I was now dealing with not only one moron, but two morons – one slightly more highly paid than the other.

See? You can already tell that I was failing the test the Universe had set for me.

Once again I asked why.

I pointed out, trying to stay calm and amiable and even pleasant, that I had traveled with the can from Sydney to Brisbane only two days earlier, and the can hadn’t changed in that short period of time. In fact, I pointed out sagely, I had shaved twice and so presumably it was less dangerous than two days prior. The only thing that’s changed, apart from the contents of the can, I said, was you.  security guard at Sydney airport had declared the can fit and able to travel, and now you and your supervisor say it can’t. (They close ranks, you know, in situations like this, particularly in Brisbane). How come?

The security guard pointed to the can, to the sealing around the can’s midriff, and said with a Gotcha smirk: It’s corroded. It’s dangerous. 

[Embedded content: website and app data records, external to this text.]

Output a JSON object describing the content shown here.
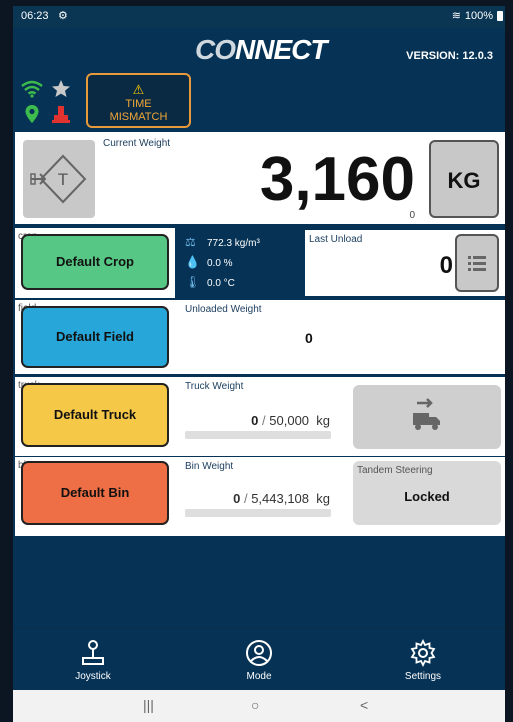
{
  "status_bar": {
    "time": "06:23",
    "settings_glyph": "⚙",
    "wifi_glyph": "≋",
    "battery": "100%"
  },
  "header": {
    "logo_prefix": "CO",
    "logo_suffix": "NNECT",
    "version": "VERSION: 12.0.3"
  },
  "alerts": {
    "time_mismatch": "TIME MISMATCH",
    "warning_glyph": "⚠"
  },
  "weight": {
    "label": "Current Weight",
    "value": "3,160",
    "sub_value": "0",
    "unit": "KG"
  },
  "crop": {
    "tag": "crop",
    "name": "Default Crop",
    "density": "772.3 kg/m³",
    "moisture": "0.0 %",
    "temperature": "0.0 °C"
  },
  "last_unload": {
    "label": "Last Unload",
    "value": "0"
  },
  "field": {
    "tag": "field",
    "name": "Default Field",
    "unloaded_label": "Unloaded Weight",
    "unloaded_value": "0"
  },
  "truck": {
    "tag": "truck",
    "name": "Default Truck",
    "weight_label": "Truck Weight",
    "current": "0",
    "capacity": "50,000",
    "unit": "kg",
    "fill_fraction": 0
  },
  "bin": {
    "tag": "bin",
    "name": "Default Bin",
    "weight_label": "Bin Weight",
    "current": "0",
    "capacity": "5,443,108",
    "unit": "kg",
    "fill_fraction": 0
  },
  "tandem": {
    "label": "Tandem Steering",
    "value": "Locked"
  },
  "nav": {
    "joystick": "Joystick",
    "mode": "Mode",
    "settings": "Settings"
  },
  "android": {
    "recent_glyph": "|||",
    "home_glyph": "○",
    "back_glyph": "<"
  },
  "colors": {
    "background": "#063355",
    "crop": "#57c785",
    "field": "#27a6d9",
    "truck": "#f6c848",
    "bin": "#ee6e45",
    "warning": "#e8993a"
  }
}
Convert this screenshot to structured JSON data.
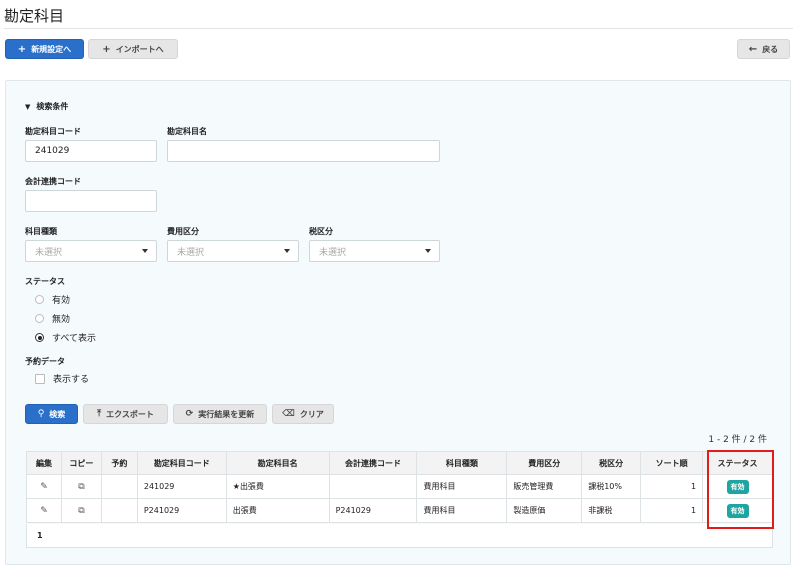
{
  "page": {
    "title": "勘定科目"
  },
  "toolbar": {
    "new_label": "新規設定へ",
    "import_label": "インポートへ",
    "back_label": "戻る"
  },
  "search": {
    "section_label": "検索条件",
    "code_label": "勘定科目コード",
    "code_value": "241029",
    "name_label": "勘定科目名",
    "name_value": "",
    "link_code_label": "会計連携コード",
    "link_code_value": "",
    "type_label": "科目種類",
    "cost_label": "費用区分",
    "tax_label": "税区分",
    "select_placeholder": "未選択",
    "status_label": "ステータス",
    "status_options": [
      "有効",
      "無効",
      "すべて表示"
    ],
    "status_selected": "すべて表示",
    "reserve_label": "予約データ",
    "reserve_checkbox_label": "表示する"
  },
  "actions": {
    "search_label": "検索",
    "export_label": "エクスポート",
    "refresh_label": "実行結果を更新",
    "clear_label": "クリア"
  },
  "results": {
    "count_text": "1 - 2 件 / 2 件",
    "columns": [
      "編集",
      "コピー",
      "予約",
      "勘定科目コード",
      "勘定科目名",
      "会計連携コード",
      "科目種類",
      "費用区分",
      "税区分",
      "ソート順",
      "ステータス"
    ],
    "rows": [
      {
        "code": "241029",
        "name": "★出張費",
        "link_code": "",
        "type": "費用科目",
        "cost": "販売管理費",
        "tax": "課税10%",
        "sort": "1",
        "status": "有効"
      },
      {
        "code": "P241029",
        "name": "出張費",
        "link_code": "P241029",
        "type": "費用科目",
        "cost": "製造原価",
        "tax": "非課税",
        "sort": "1",
        "status": "有効"
      }
    ],
    "page_number": "1"
  },
  "colors": {
    "primary": "#2a6fc9",
    "badge": "#1fa5a1",
    "highlight": "#e21b1b"
  }
}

If I was a dog at that moment I would have snarled.
If I was a cat I would have hissed.
If I was a cow I would have dumped a big smoking pat on his foot.

I was none of those. I was an aggrieved passenger trying to prevent separation from something that had suddenly and needlessly become quite precious to me. It might have been a lethal can of death and destruction to that guard, but to me it had become a point of honour, to  point out the inconsistency and idiocy of the situation.

Yes, ego had entered the equation.
And yes, another test failed.

Regardless, I pointed out that this alleged corrosion hadn’t just appeared in two days. It was there when it passed through security at Sydney airport. This was my Gotcha moment that went straight through to the keeper.

Now, you can tell by this lengthy exchange that I had arrived early for my flight and I had oodles of time to debate.

No, argue.
No, challenge.

The security guard pulled out his trump card. I’ve checked with my supervisor and that’s what he said.

Now, you have to understand, these cans of shaving cream cost $3.50. And that particular one was nearly empty. It’s not like I was arguing, nay, challenging, over the potential loss of something valuable.

What I saw as valuable was the principle. That moron #1 and slightly-more-highly-paid moron #2 were limiting my freedom. My freedom to be able to take my can of shaving cream, that I had by this stage bonded with – we’d become quite close – on a journey home.

But hey, I know when I can win a fight and I know when to walk away.

I walked away.

And as I walked away, I thought: Bill, you’ve just failed the test. You might think you’ve become a Highly Evolved Spiritual Being, but every now and then, you get tested to see how highly evolved you really are.

Obviously I’m still at the salamander stage.

And that’s why I have titled this, I failed the test #1. Because I’m sure there will be other tests too, which I’m sure to fail. And when I do, you’ll be the first to read about it here!